Published on 17 Oct 2010 | over 6 years ago
'Dabeer-ul-Mulk, Najm-ud-daulah Mirza Asadullah Baig Khan (Urdu/Persian: مرزا اسد اللہ بیگ خان ), pen-name Ghalib (Urdu/Persian: غالب, ġhālib means dominant) and (former pen-name) Asad (Urdu/Persian: اسد, asad means lion) (27 December 1797 — 15 February 1869), was a classical Urdu and Persian poet from the Indian subcontinent during British colonial rule. During his lifetime the Mughals were eclipsed and displaced by the British and finally deposed following the defeat of the Indian rebellion of 1857, events that he wrote of. Most notably, he wrote several ghazals during his life, which have since been interpreted and sung in many different ways by different people. He is considered, in South Asia, to be the one of the most popular and influential poets of the Urdu language. Ghalib today remains popular amongst Urdu speakers not only in India and Pakistan but also amongst diaspora communities around the world
Mirza was born in Kala Mahal in Agra. In the end of 18th century, his birthplace was converted into Indrabhan Girls' Inter College. The birth room of Mirza Ghalib is preserved within in the school. Around 1810, he was married to Umrao Begum, daughter of Nawab Ilahi Bakhsh Khan of Loharu (younger brother of the first Nawab of Loharu, Nawab Mirza Ahmad Baksh Khan, at the age of thirteen. He had seven children, none of whom survived (this pain has found its echo in some of Ghalib's ghazals). There are conflicting reports regarding his relationship with his wife. She was considered to be pious, conservative and God-fearing.

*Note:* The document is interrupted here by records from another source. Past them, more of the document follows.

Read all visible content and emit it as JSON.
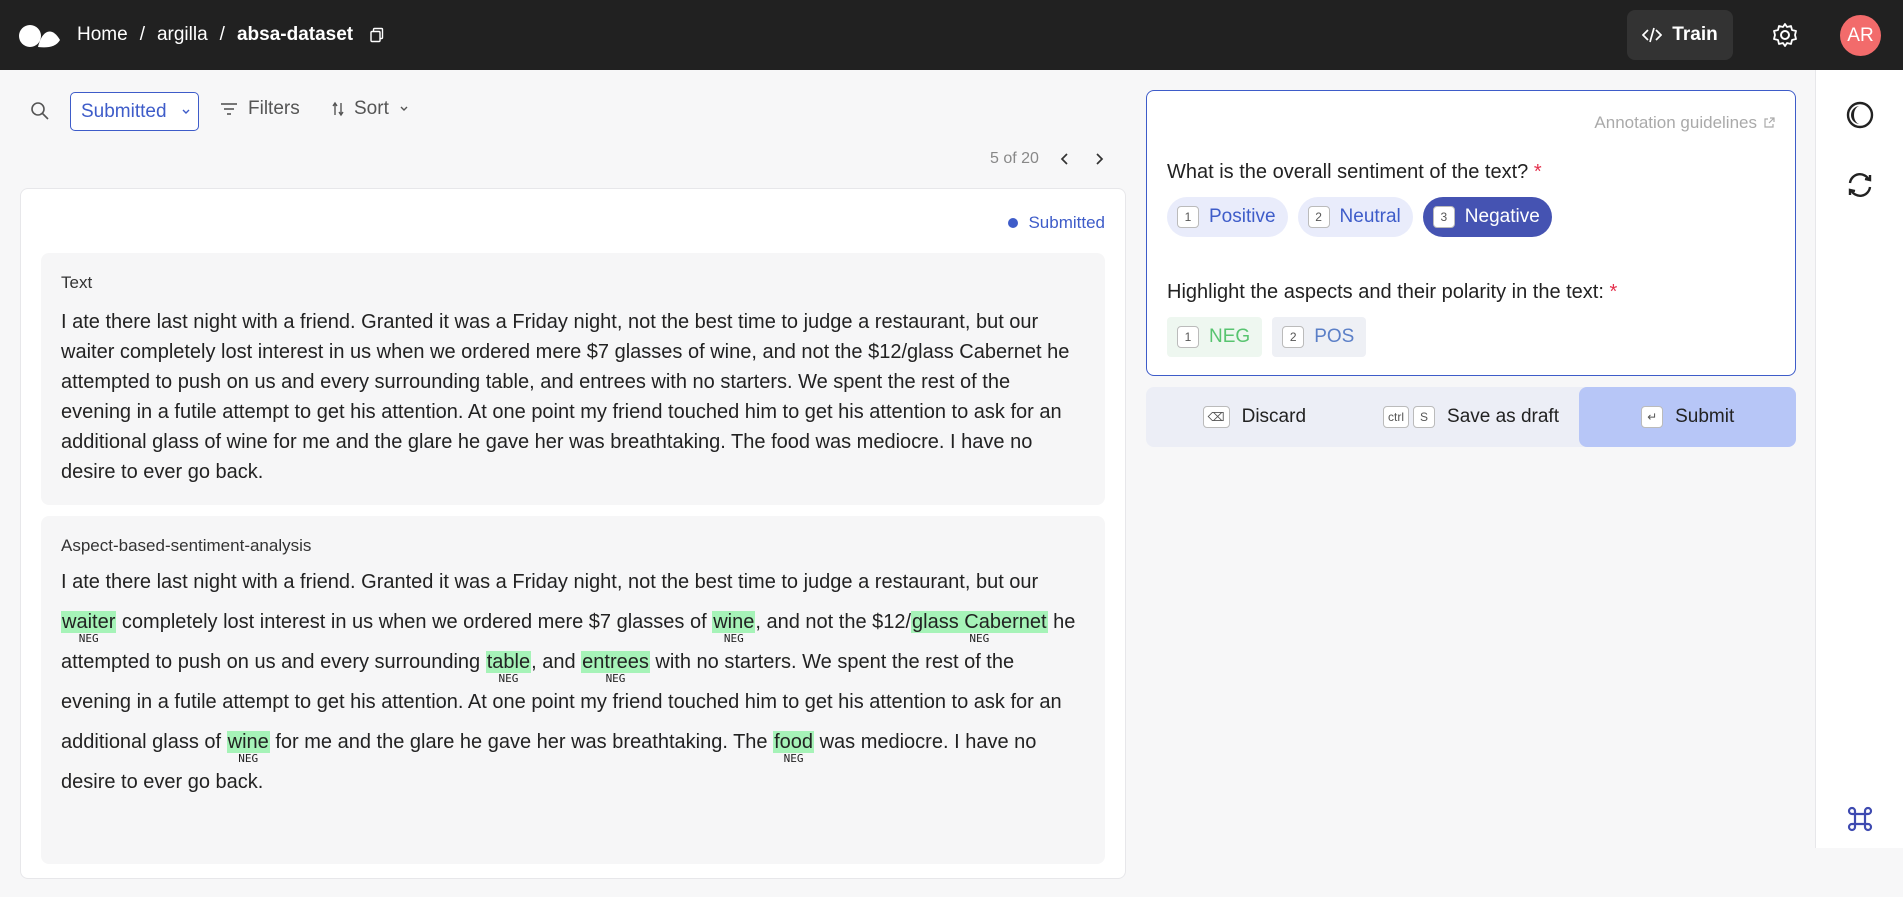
{
  "header": {
    "breadcrumbs": [
      "Home",
      "argilla",
      "absa-dataset"
    ],
    "train_label": "Train",
    "avatar_initials": "AR"
  },
  "toolbar": {
    "status_filter": "Submitted",
    "filters_label": "Filters",
    "sort_label": "Sort",
    "pagination": "5 of 20"
  },
  "record": {
    "status": "Submitted",
    "text_field": {
      "title": "Text",
      "value": "I ate there last night with a friend. Granted it was a Friday night, not the best time to judge a restaurant, but our waiter completely lost interest in us when we ordered mere $7 glasses of wine, and not the $12/glass Cabernet he attempted to push on us and every surrounding table, and entrees with no starters. We spent the rest of the evening in a futile attempt to get his attention. At one point my friend touched him to get his attention to ask for an additional glass of wine for me and the glare he gave her was breathtaking. The food was mediocre. I have no desire to ever go back."
    },
    "absa_field": {
      "title": "Aspect-based-sentiment-analysis",
      "segments": [
        {
          "text": "I ate there last night with a friend. Granted it was a Friday night, not the best time to judge a restaurant, but our "
        },
        {
          "text": "waiter",
          "label": "NEG"
        },
        {
          "text": " completely lost interest in us when we ordered mere $7 glasses of "
        },
        {
          "text": "wine",
          "label": "NEG"
        },
        {
          "text": ", and not the $12/"
        },
        {
          "text": "glass Cabernet",
          "label": "NEG"
        },
        {
          "text": " he attempted to push on us and every surrounding "
        },
        {
          "text": "table",
          "label": "NEG"
        },
        {
          "text": ", and "
        },
        {
          "text": "entrees",
          "label": "NEG"
        },
        {
          "text": " with no starters. We spent the rest of the evening in a futile attempt to get his attention. At one point my friend touched him to get his attention to ask for an additional glass of "
        },
        {
          "text": "wine",
          "label": "NEG"
        },
        {
          "text": " for me and the glare he gave her was breathtaking. The "
        },
        {
          "text": "food",
          "label": "NEG"
        },
        {
          "text": " was mediocre. I have no desire to ever go back."
        }
      ]
    }
  },
  "questions": {
    "guidelines_label": "Annotation guidelines",
    "sentiment": {
      "title": "What is the overall sentiment of the text?",
      "required_mark": "*",
      "options": [
        {
          "key": "1",
          "label": "Positive",
          "selected": false
        },
        {
          "key": "2",
          "label": "Neutral",
          "selected": false
        },
        {
          "key": "3",
          "label": "Negative",
          "selected": true
        }
      ]
    },
    "aspects": {
      "title": "Highlight the aspects and their polarity in the text:",
      "required_mark": "*",
      "labels": [
        {
          "key": "1",
          "label": "NEG"
        },
        {
          "key": "2",
          "label": "POS"
        }
      ]
    }
  },
  "actions": {
    "discard_key": "⌫",
    "discard_label": "Discard",
    "draft_keys": [
      "ctrl",
      "S"
    ],
    "draft_label": "Save as draft",
    "submit_key": "↵",
    "submit_label": "Submit"
  },
  "icons": [
    "logo-icon",
    "copy-icon",
    "code-icon",
    "gear-icon",
    "search-icon",
    "chevron-down-icon",
    "filter-icon",
    "sort-icon",
    "chevron-left-icon",
    "chevron-right-icon",
    "external-link-icon",
    "theme-icon",
    "refresh-icon",
    "command-icon"
  ],
  "colors": {
    "accent": "#3e5cc9",
    "selected_option": "#4553b2",
    "span_highlight": "#a6f3b8",
    "avatar": "#f26b6b",
    "topbar": "#212121",
    "submit_bg": "#b7c6f7"
  }
}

Ghalib was proud of his reputation as a rake. He was once imprisoned for gambling and subsequently relished the affair with pride. Once, when someone praised the poetry of the pious Sheikh Sahbai in his presence, Ghalib immediately retorted, "How can Sahbai be a poet? He has never tasted wine, nor has he ever gambled; he has not been beaten with slippers by lovers, nor has he ever seen the inside of a jail." In the Mughal court circles, he even acquired a reputation as a "ladies' man".
He died in Delhi on February 15, 1869. The house where he lived in Gali Qasim Jaan, Ballimaran, Chandni Chowk, in Old Delhi has now been turned into 'Ghalib Memorial' and houses a permanent Ghalib exhibition.

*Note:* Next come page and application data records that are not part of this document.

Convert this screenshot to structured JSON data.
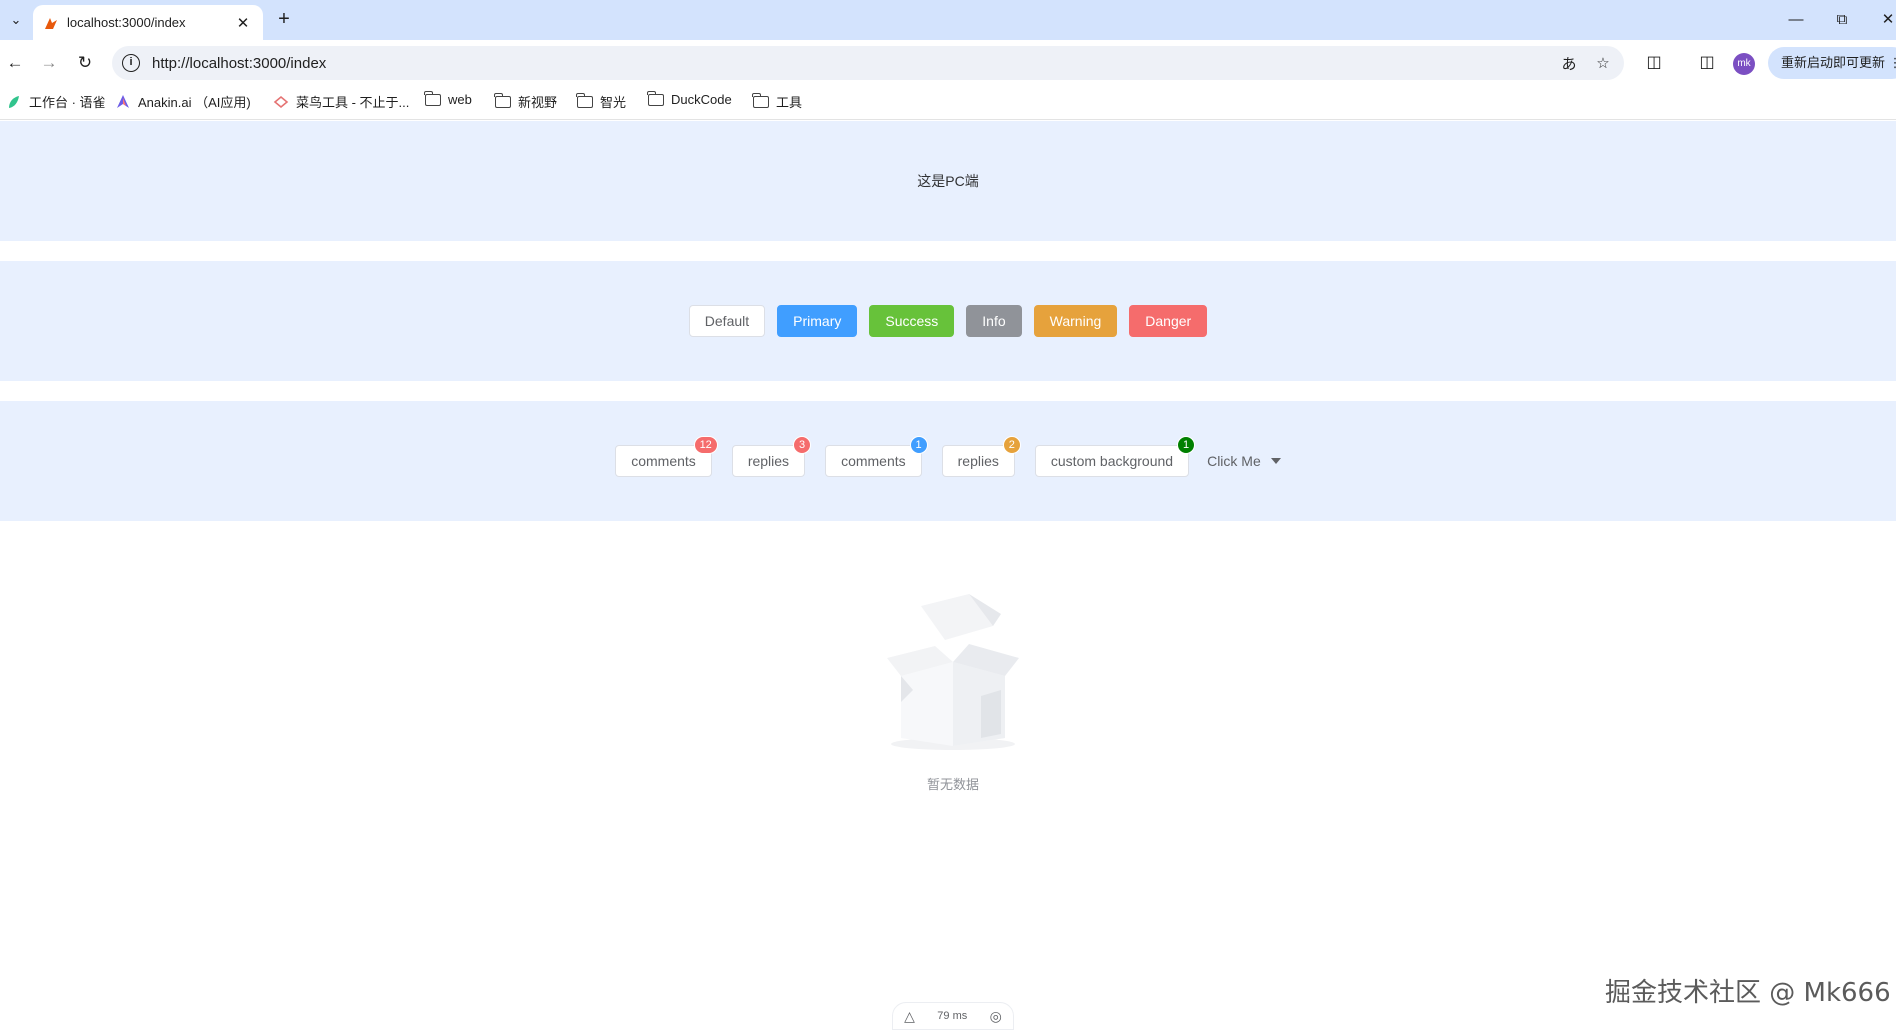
{
  "browser": {
    "tab_title": "localhost:3000/index",
    "url": "http://localhost:3000/index",
    "update_button": "重新启动即可更新",
    "profile_initials": "mk",
    "bookmarks": [
      {
        "label": "工作台 · 语雀",
        "icon": "yuque-icon"
      },
      {
        "label": "Anakin.ai （AI应用)",
        "icon": "anakin-icon"
      },
      {
        "label": "菜鸟工具 - 不止于...",
        "icon": "runoob-icon"
      },
      {
        "label": "web",
        "icon": "folder-icon"
      },
      {
        "label": "新视野",
        "icon": "folder-icon"
      },
      {
        "label": "智光",
        "icon": "folder-icon"
      },
      {
        "label": "DuckCode",
        "icon": "folder-icon"
      },
      {
        "label": "工具",
        "icon": "folder-icon"
      }
    ]
  },
  "page": {
    "pc_text": "这是PC端",
    "buttons": [
      "Default",
      "Primary",
      "Success",
      "Info",
      "Warning",
      "Danger"
    ],
    "badges": [
      {
        "label": "comments",
        "value": "12",
        "color": "#f56c6c"
      },
      {
        "label": "replies",
        "value": "3",
        "color": "#f56c6c"
      },
      {
        "label": "comments",
        "value": "1",
        "color": "#409eff"
      },
      {
        "label": "replies",
        "value": "2",
        "color": "#e6a23c"
      },
      {
        "label": "custom background",
        "value": "1",
        "color": "#008000"
      }
    ],
    "dropdown_label": "Click Me",
    "empty_text": "暂无数据"
  },
  "status_bar": {
    "timing": "79 ms"
  },
  "watermark": "掘金技术社区 @ Mk666",
  "colors": {
    "band": "#e8f0fe",
    "primary": "#409eff",
    "success": "#67c23a",
    "info": "#909399",
    "warning": "#e6a23c",
    "danger": "#f56c6c"
  }
}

Ghalib was a very liberal mystic who believed that the search for god within liberated the seeker from the narrowly Orthodox Islam, encouraging the devotee to look beyond the letter of the law to its narrow essence. His Sufi views and mysticism is greatly reelected in his poems and ghazals. As he once stated:
" The object of my worship lies beyond perception's reach;
For men who see, the Ka'aba is a compass, nothing more."
Like many other Urdu poets, Ghalib was capable of writing profoundly religious poetry, yet was skeptical about the literalist interpretation of the Islamic scriptures. On the Islamic view and claims of paradise, he once wrote in a letter to a friend:
"In paradise it is true that i shall drink at dawn the pure wine mentioned in the Qu'ran, but where in paradise are the long walks with intoxicated friends in the night, or the drunken crowds shouting merrily? Where shall i find there the intoxication of Monsoon clouds? Where there is no autumn, how can spring exist? If the beautiful houris are always there, where will be the sadness of separation and the joy of union? Where shall we find there a girl who flees away when we would kiss her?".
He staunchly disdained the Orthodox Muslim Sheikhs of the Ulema, who in his poems always represent narrow-mindedness and hypocrisy:
"The Sheikh hovers by the tavern door,
but believe me, Ghalib,
I am sure i saw him slip in
As i departed.
He believed that if God laid within and could be reached less by ritual than by love, then he was as accessible to Hindus as to Muslims. As a testament to this, he would later playfully write in a letter that during a trip to Benares, he was half tempted to settle down there for good and that he wished he had renounced Islam, put a Hindu sectarian mark on his forehead, tied a sectarian thread around his waist and seated himself on the banks of the Ganges so that he could wash the contamination of his existence away from himself and like a drop be one with the river.
Contemporaries and disciples
Ghalib's closest rival was poet Zauq, tutor of Bahadur Shah Zafar II, the then emperor of India with his seat in Delhi. There are some amusing anecdotes of the competition between Ghalib and Zauq and exchange of jibes between them. However, there was mutual respect for each other's talent. Both also admired and acknowledged the supremacy of Meer Taqi Meer, a towering figure of 18th century Urdu Poetry. Another poet Momin, whose ghazals had a distinctly lyrical flavour, was also a famous contemporary of Ghalib. Ghalib was not only a poet, he was also a prolific prose writer.